Student Services Roles and Responsibilities
Student Service professionals serve a vital role in maximizing student achievement. Incorporating leadership, advocacy and collaboration, Student Services promotes equity and access to opportunities and rigorous educational experiences for all students.
Collaborating with other faculty and staff to promote student achievement, Student Services addresses the needs of all students through prevention and intervention programs that are a part of a comprehensive school counseling and school psychology program.
- Response to Intervention (RTI)
- School Improvement Team (SIT)
- Least Restrictive Environment (LRE)
- Committee on Special Education (CSE)
- RTI Data Team
- Committee on Preschool Special Ed. (CPSE)
- Crisis Intervention Team
- Individual and Group Counseling
- Psycho-Educational Assessment
- Behavioral Management/Modification
- Grief Counseling
- Banana Splits Group Counseling
- Social Skills Training
- Peer Mediation Training
- Parenting Classes
- Consultation with Staff and Parents
What is a School Psychologist?
A school psychologist is a professional with specialized training in psychology and education. School psychologists use their training and skill to work with parents, teachers, and other mental health professionals to ensure that every child learns in a safe, healthy, and supportive environment. School psychologists understand child development, school systems, and effective teaching, and are prepared to help alleviate difficulties that may otherwise impede successful learning.
All children and adolescents face problems from time to time. They may, for example: have fears about starting school, be upset about family events such as divorce or death, feel depressed, lack self-discipline, lack social skills, experiment with drugs or alcohol, think about suicide, lack study skills, worry about sexuality, have trouble with homework and organization, or consider dropping out of school.

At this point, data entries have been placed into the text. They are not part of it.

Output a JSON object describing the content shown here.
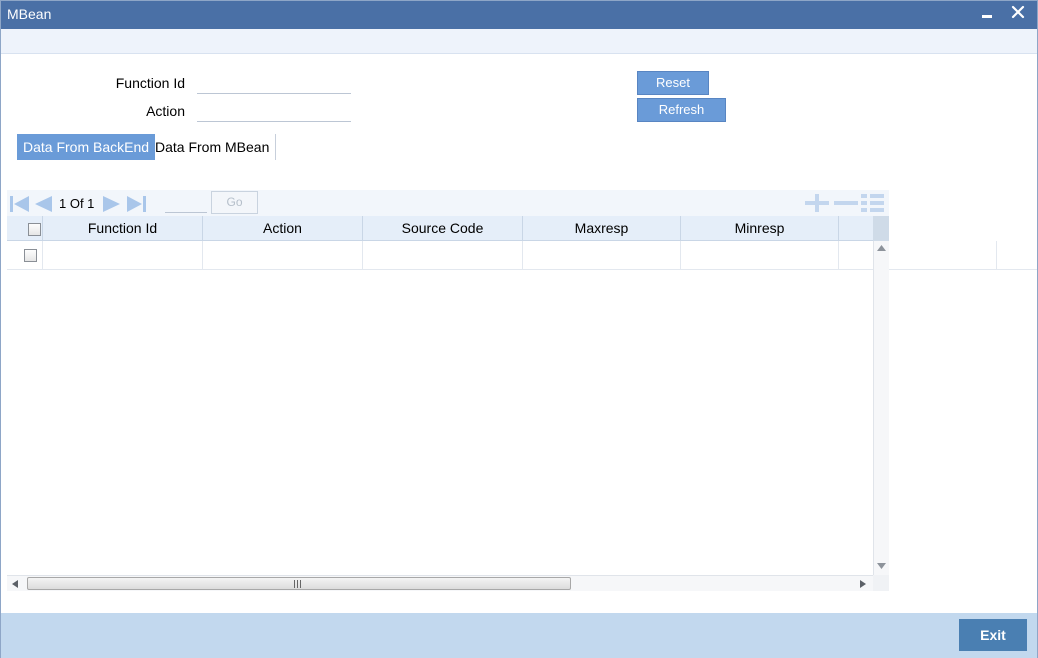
{
  "window": {
    "title": "MBean"
  },
  "form": {
    "function_id_label": "Function Id",
    "function_id_value": "",
    "action_label": "Action",
    "action_value": "",
    "reset_label": "Reset",
    "refresh_label": "Refresh"
  },
  "tabs": [
    {
      "label": "Data From BackEnd",
      "active": true
    },
    {
      "label": "Data From MBean",
      "active": false
    }
  ],
  "grid": {
    "page_info": "1 Of 1",
    "page_input": "",
    "go_label": "Go",
    "columns": [
      "Function Id",
      "Action",
      "Source Code",
      "Maxresp",
      "Minresp"
    ],
    "rows": [
      {
        "function_id": "",
        "action": "",
        "source_code": "",
        "maxresp": "",
        "minresp": ""
      }
    ]
  },
  "footer": {
    "exit_label": "Exit"
  },
  "colors": {
    "titlebar": "#4a70a6",
    "accent": "#6a9bd8",
    "footer": "#c2d8ee",
    "exit": "#4a7fb2"
  }
}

School psychologists are there to help children, parents, teachers, and the community understand and solve these and many other problems. School psychologists know that by dealing with problems early on, they can help prevent further difficulties. They can be trusted to deal in confidence with sensitive personal and family matters. Because school psychologists understand how schools work and how children learn, they are able to provide easily accessible, cost-effective mental health services to children.
New York State Certification Requirements for School Psychologist

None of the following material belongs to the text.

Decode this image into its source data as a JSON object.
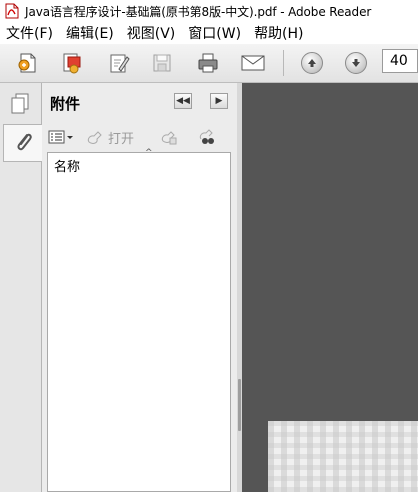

In addition to a Bachelor’s degree from a regionally accredited institution of higher education, an individual who wishes to serve as a School Psychologist must have:
- 60 semester hours of graduate study in school psychology
- College internship/supervised practice which must be part of an approved school psychology program (One year of full-time, approved experience in a Pre K -12 setting may be substituted for a college supervised internship/practice based upon the recommendation of the chief school officer and upon a determination of the NY State Office of Teaching Initiatives.)
- Completion of the NY State mandated Child Abuse Identification Workshop
- Completion of the NY State mandated School Violence Prevention Workshop
- Fingerprint Clearance
Permanent Certification requirements
- INS Permanent Residence Status (for non-U.S. citizen
- Master’s degree from a regionally accredited institution of higher education
- Two years pupil personnel experience in a public or nonpublic school